----- Data excerpts
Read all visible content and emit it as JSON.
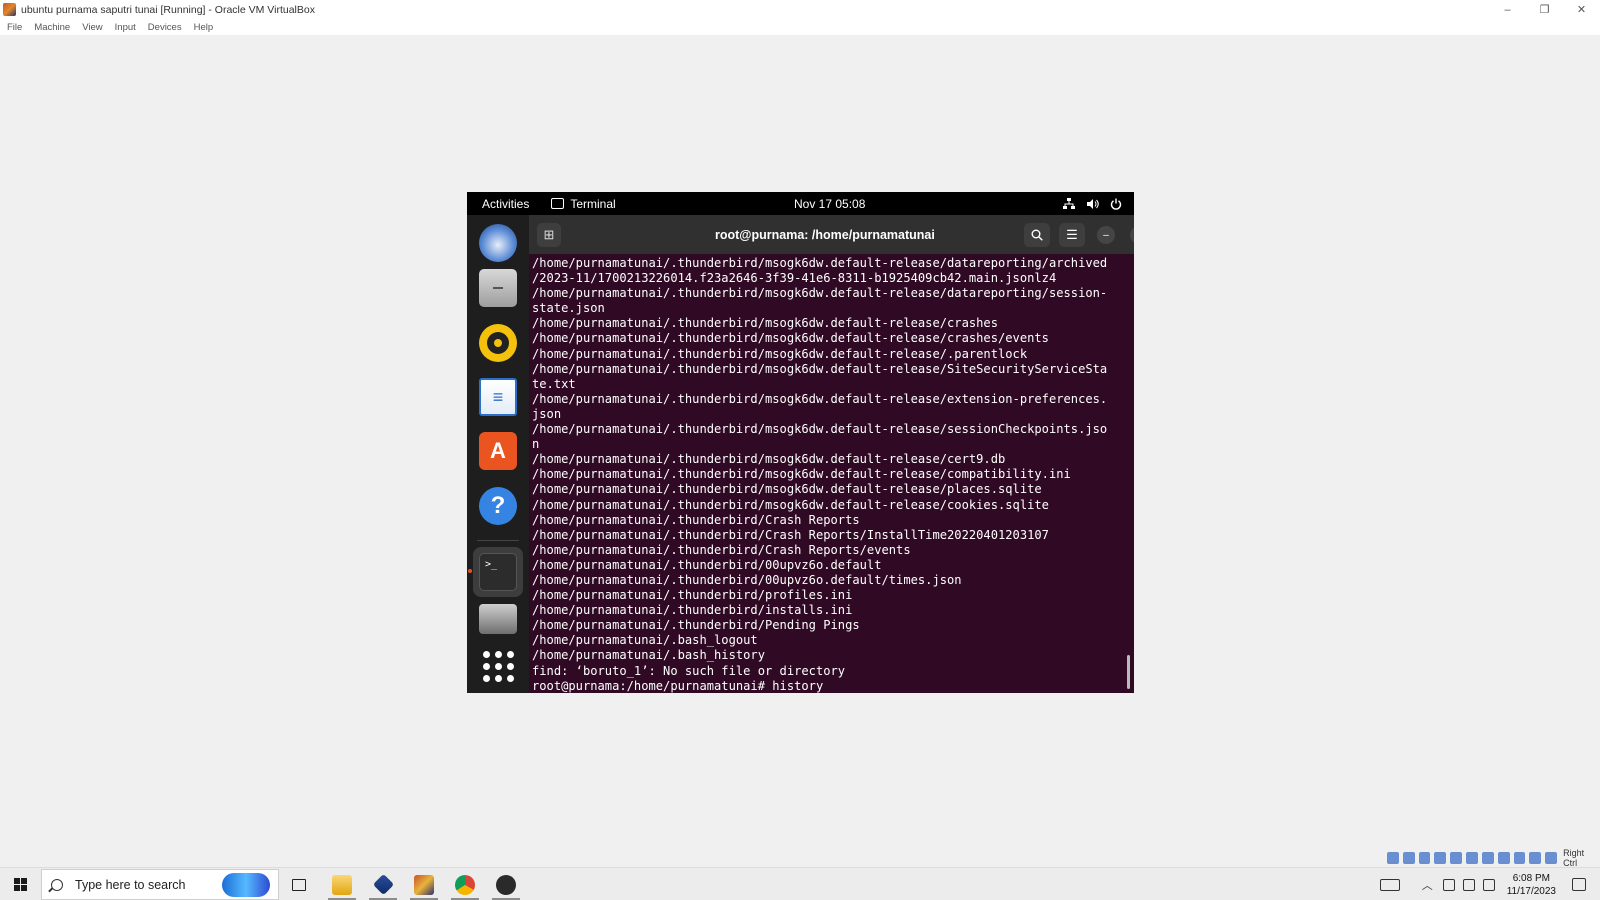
{
  "host": {
    "window_title": "ubuntu purnama saputri tunai [Running] - Oracle VM VirtualBox",
    "menu": [
      "File",
      "Machine",
      "View",
      "Input",
      "Devices",
      "Help"
    ],
    "controls": {
      "minimize": "–",
      "restore": "❐",
      "close": "✕"
    },
    "status_host_key": "Right Ctrl"
  },
  "gnome": {
    "activities": "Activities",
    "app_menu": "Terminal",
    "clock": "Nov 17  05:08"
  },
  "terminal": {
    "title": "root@purnama: /home/purnamatunai",
    "lines": [
      "/home/purnamatunai/.thunderbird/msogk6dw.default-release/datareporting/archived",
      "/2023-11/1700213226014.f23a2646-3f39-41e6-8311-b1925409cb42.main.jsonlz4",
      "/home/purnamatunai/.thunderbird/msogk6dw.default-release/datareporting/session-",
      "state.json",
      "/home/purnamatunai/.thunderbird/msogk6dw.default-release/crashes",
      "/home/purnamatunai/.thunderbird/msogk6dw.default-release/crashes/events",
      "/home/purnamatunai/.thunderbird/msogk6dw.default-release/.parentlock",
      "/home/purnamatunai/.thunderbird/msogk6dw.default-release/SiteSecurityServiceSta",
      "te.txt",
      "/home/purnamatunai/.thunderbird/msogk6dw.default-release/extension-preferences.",
      "json",
      "/home/purnamatunai/.thunderbird/msogk6dw.default-release/sessionCheckpoints.jso",
      "n",
      "/home/purnamatunai/.thunderbird/msogk6dw.default-release/cert9.db",
      "/home/purnamatunai/.thunderbird/msogk6dw.default-release/compatibility.ini",
      "/home/purnamatunai/.thunderbird/msogk6dw.default-release/places.sqlite",
      "/home/purnamatunai/.thunderbird/msogk6dw.default-release/cookies.sqlite",
      "/home/purnamatunai/.thunderbird/Crash Reports",
      "/home/purnamatunai/.thunderbird/Crash Reports/InstallTime20220401203107",
      "/home/purnamatunai/.thunderbird/Crash Reports/events",
      "/home/purnamatunai/.thunderbird/00upvz6o.default",
      "/home/purnamatunai/.thunderbird/00upvz6o.default/times.json",
      "/home/purnamatunai/.thunderbird/profiles.ini",
      "/home/purnamatunai/.thunderbird/installs.ini",
      "/home/purnamatunai/.thunderbird/Pending Pings",
      "/home/purnamatunai/.bash_logout",
      "/home/purnamatunai/.bash_history",
      "find: ‘boruto_1’: No such file or directory",
      "root@purnama:/home/purnamatunai# history"
    ]
  },
  "taskbar": {
    "search_placeholder": "Type here to search",
    "time": "6:08 PM",
    "date": "11/17/2023"
  },
  "colors": {
    "terminal_bg": "#300a24",
    "ubuntu_orange": "#e95420"
  }
}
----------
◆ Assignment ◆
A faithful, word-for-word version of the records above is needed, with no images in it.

◆ The completed task ◆
Read all visible content and emit it as JSON.
{
  "host": {
    "window_title": "ubuntu purnama saputri tunai [Running] - Oracle VM VirtualBox",
    "menu": [
      "File",
      "Machine",
      "View",
      "Input",
      "Devices",
      "Help"
    ],
    "controls": {
      "minimize": "–",
      "restore": "❐",
      "close": "✕"
    },
    "status_host_key": "Right Ctrl"
  },
  "gnome": {
    "activities": "Activities",
    "app_menu": "Terminal",
    "clock": "Nov 17  05:08"
  },
  "terminal": {
    "title": "root@purnama: /home/purnamatunai",
    "lines": [
      "/home/purnamatunai/.thunderbird/msogk6dw.default-release/datareporting/archived",
      "/2023-11/1700213226014.f23a2646-3f39-41e6-8311-b1925409cb42.main.jsonlz4",
      "/home/purnamatunai/.thunderbird/msogk6dw.default-release/datareporting/session-",
      "state.json",
      "/home/purnamatunai/.thunderbird/msogk6dw.default-release/crashes",
      "/home/purnamatunai/.thunderbird/msogk6dw.default-release/crashes/events",
      "/home/purnamatunai/.thunderbird/msogk6dw.default-release/.parentlock",
      "/home/purnamatunai/.thunderbird/msogk6dw.default-release/SiteSecurityServiceSta",
      "te.txt",
      "/home/purnamatunai/.thunderbird/msogk6dw.default-release/extension-preferences.",
      "json",
      "/home/purnamatunai/.thunderbird/msogk6dw.default-release/sessionCheckpoints.jso",
      "n",
      "/home/purnamatunai/.thunderbird/msogk6dw.default-release/cert9.db",
      "/home/purnamatunai/.thunderbird/msogk6dw.default-release/compatibility.ini",
      "/home/purnamatunai/.thunderbird/msogk6dw.default-release/places.sqlite",
      "/home/purnamatunai/.thunderbird/msogk6dw.default-release/cookies.sqlite",
      "/home/purnamatunai/.thunderbird/Crash Reports",
      "/home/purnamatunai/.thunderbird/Crash Reports/InstallTime20220401203107",
      "/home/purnamatunai/.thunderbird/Crash Reports/events",
      "/home/purnamatunai/.thunderbird/00upvz6o.default",
      "/home/purnamatunai/.thunderbird/00upvz6o.default/times.json",
      "/home/purnamatunai/.thunderbird/profiles.ini",
      "/home/purnamatunai/.thunderbird/installs.ini",
      "/home/purnamatunai/.thunderbird/Pending Pings",
      "/home/purnamatunai/.bash_logout",
      "/home/purnamatunai/.bash_history",
      "find: ‘boruto_1’: No such file or directory",
      "root@purnama:/home/purnamatunai# history"
    ]
  },
  "taskbar": {
    "search_placeholder": "Type here to search",
    "time": "6:08 PM",
    "date": "11/17/2023"
  },
  "colors": {
    "terminal_bg": "#300a24",
    "ubuntu_orange": "#e95420"
  }
}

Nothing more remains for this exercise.